Do violent media create violent teens?

ArtPrize by Wayne Silver There can be little doubt that adolescents spend a considerable amount of time in front of screens - and there seems to be a significant amount of violence in the TV shows, movies, and video games that they consume. Although the research isn't consistent about the link between violent media and violent behaviour, the teen years are a time in which the brain undergoes developmental changes; it's not unreasonable to assume that repeated exposure to violence on television and in games might have an impact on youth development. A recent study in Social Cognitive and Affective Neuroscience (SCAN) attempted to identify brain changes associated viewing violence on TV.

The researchers recruited 22 male adolescents between the ages of 14 and 17 and had them watch scenes from movies involving fist fights, street brawls, and stadium violence. They found that watching even moderately aggressive material desensitized the youth; their emotional reactions decreased with repeated viewing. In addition, the activation of a brain area thought to be involved in aggression and the ability to recognize inappropriate behaviour also declined while watching. Adolescents who were more frequently exposed to violent media in their daily lives were the most desensitized in the study. The researchers expressed concern that, as teens become less sensitive to violence in movies, they will seek increasingly aggressive media. Their conclusion:

... exposure to violent media results in a blunting of emotional responses, which in turn may prevent the connection of consequences of aggression with an appropriate emotional response, and therefore may increase the likelihood that aggression is seen as acceptable behaviour.

The headlines almost write themselves; an article on ScienceDaily last week was titled, "Watching Violent TV or Video Games Desensitizes Teenagers and May Promote More Aggressive Behavior, New Study Finds". However, the small sample size and the fact that only males were included in the study limits the conclusions that can be reached. There was no follow-up to determine if the adolescents in the experiment actually engaged in aggressive acts, and we don't know from the study how long the effects will last. The researchers cited previous studies indicating that approximately 70% of 14 year-olds had seen at least 1 extremely violent movie; not all of these youth become aggressive and not all studies have found a strong link between violent media and behaviour (see, for example, Ferguson and colleagues in Criminal Justice and Behavior, 2008). Why might some youth behave aggressively after exposure to violent media but not others?
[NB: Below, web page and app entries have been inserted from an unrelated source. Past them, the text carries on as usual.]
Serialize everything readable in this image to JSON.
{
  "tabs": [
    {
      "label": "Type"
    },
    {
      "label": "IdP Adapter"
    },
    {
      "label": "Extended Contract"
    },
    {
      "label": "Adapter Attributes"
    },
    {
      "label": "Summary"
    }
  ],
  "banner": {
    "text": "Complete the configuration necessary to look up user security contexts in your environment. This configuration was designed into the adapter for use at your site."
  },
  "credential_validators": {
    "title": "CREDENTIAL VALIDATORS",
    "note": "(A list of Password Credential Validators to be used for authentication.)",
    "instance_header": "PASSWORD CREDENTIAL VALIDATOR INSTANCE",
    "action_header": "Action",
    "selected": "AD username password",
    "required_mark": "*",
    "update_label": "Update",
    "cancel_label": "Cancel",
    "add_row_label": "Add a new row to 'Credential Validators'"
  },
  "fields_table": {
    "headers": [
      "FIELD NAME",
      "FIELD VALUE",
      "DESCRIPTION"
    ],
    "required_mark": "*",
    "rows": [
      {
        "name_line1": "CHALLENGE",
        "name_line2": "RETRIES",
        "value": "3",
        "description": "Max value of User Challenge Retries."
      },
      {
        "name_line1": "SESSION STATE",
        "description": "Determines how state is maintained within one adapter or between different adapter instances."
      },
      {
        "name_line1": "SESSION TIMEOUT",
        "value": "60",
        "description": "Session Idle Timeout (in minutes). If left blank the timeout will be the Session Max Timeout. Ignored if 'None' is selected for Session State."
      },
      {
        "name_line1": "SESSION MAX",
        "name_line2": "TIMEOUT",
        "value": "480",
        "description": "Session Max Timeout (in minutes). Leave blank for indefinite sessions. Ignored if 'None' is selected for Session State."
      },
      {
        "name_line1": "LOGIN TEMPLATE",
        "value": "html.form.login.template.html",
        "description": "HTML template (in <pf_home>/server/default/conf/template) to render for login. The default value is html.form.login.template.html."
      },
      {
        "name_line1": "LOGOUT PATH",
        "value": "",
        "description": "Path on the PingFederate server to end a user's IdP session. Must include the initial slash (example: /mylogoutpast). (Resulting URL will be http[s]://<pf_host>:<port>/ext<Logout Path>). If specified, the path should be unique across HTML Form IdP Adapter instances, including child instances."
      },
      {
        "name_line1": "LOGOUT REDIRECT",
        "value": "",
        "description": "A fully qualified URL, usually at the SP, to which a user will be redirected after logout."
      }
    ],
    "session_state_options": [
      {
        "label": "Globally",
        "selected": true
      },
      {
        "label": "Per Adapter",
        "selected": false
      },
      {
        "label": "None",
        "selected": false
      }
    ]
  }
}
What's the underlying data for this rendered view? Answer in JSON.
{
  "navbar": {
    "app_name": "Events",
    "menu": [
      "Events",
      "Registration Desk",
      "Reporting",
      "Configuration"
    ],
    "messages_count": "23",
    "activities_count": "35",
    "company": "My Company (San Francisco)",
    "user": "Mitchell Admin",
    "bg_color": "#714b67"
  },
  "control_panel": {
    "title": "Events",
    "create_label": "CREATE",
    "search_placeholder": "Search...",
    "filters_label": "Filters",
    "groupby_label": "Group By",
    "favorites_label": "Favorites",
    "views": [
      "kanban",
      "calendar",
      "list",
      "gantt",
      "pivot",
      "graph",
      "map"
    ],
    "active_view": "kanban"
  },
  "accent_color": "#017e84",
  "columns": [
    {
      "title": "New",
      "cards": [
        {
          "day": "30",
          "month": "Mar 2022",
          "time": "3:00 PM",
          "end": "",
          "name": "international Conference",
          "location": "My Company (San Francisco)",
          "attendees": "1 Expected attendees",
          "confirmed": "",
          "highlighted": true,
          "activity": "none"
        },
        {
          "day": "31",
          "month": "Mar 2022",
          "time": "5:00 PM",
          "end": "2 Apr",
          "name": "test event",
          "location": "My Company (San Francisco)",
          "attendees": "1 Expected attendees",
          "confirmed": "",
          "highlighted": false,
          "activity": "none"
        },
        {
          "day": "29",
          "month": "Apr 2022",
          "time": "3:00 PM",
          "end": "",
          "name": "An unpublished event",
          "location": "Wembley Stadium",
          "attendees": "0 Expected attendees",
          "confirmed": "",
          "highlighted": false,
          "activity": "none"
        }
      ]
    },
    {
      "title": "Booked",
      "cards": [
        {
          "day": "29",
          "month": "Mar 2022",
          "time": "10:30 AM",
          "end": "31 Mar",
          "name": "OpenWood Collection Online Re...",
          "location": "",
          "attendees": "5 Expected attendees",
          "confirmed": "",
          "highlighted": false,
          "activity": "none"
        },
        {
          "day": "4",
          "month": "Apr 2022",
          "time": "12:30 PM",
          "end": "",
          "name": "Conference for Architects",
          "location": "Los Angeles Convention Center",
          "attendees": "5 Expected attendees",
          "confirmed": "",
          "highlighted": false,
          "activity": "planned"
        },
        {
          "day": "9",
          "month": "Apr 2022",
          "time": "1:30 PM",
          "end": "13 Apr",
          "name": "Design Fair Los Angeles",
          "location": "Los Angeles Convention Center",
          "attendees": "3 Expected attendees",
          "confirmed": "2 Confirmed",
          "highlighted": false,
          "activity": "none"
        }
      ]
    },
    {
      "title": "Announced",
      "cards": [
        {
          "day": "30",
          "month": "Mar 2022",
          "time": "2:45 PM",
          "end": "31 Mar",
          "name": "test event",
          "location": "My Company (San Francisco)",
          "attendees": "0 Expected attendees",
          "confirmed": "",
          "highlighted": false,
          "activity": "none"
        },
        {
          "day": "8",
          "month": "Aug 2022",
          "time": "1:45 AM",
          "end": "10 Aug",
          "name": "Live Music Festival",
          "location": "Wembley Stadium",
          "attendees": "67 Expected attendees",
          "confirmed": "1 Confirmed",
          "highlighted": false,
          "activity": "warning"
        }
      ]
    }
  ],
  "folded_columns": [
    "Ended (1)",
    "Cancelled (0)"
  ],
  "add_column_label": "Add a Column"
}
A recent article in Review of General Psychology suggests that the teens' personality plays a major role in determining whether screen aggression will lead to aggression in the real world. They assert that, taken together, previous research on exposure to violent media (in this case, video games), have a much greater impact on those who are more emotionally reactive than their peers, but less agreeable, careful, and disciplined. This conclusion seems more plausible to me than the notion that violent media invariably lead to an increase in violent behaviour.

Training programs for professionals who assess the risk of youth violence often consider the exposure to violent movies and games. However, the training I received recommended that media violence be put in context, arguing that isolated youth with few attachments to others who also consumed violent media were at greater risk. Kevin Cameron was the team leader for the Taber Crisis Response Team and subsequently one of the members of the Alberta Government Taber Response Project. He used the term "empty vessels," referring to teens with few connections to healthy adults and a lack of identity and purpose. He believes these "empty vessels" are at risk of identifying with perpetrators of violence in television and video games, and might therefore be more likely to engage in violent behaviour.

The bottom line? The media-violence link isn't as simple as a headline would have you believe. Parents should be aware of the television, movies, and video games that their kids consume. Talking to kids about the things that they see on the screen is also important. One of the best sites I've seen to help parents along these lines is Common Sense Media; it provides detailed information about movies, games and books, along with topics that can be discussed with kids who've seen them. It makes sense to me to make an effort to limit exposure to media violence, but parents should not necessarily panic if their child watches an inappropriate movie at a friend's house.

Reference: Oxford University Press (2010, October 19). Watching violent TV or video games desensitizes teenagers and may promote more aggressive behavior, new study finds. ScienceDaily. Retrieved October 28, 2010, from

Note: Posts on Family Anatomy are for education only, and are not intended to replace professional or medical advice. If you need to talk to someone about family or mental health issues, you can get a referral from your family doctor.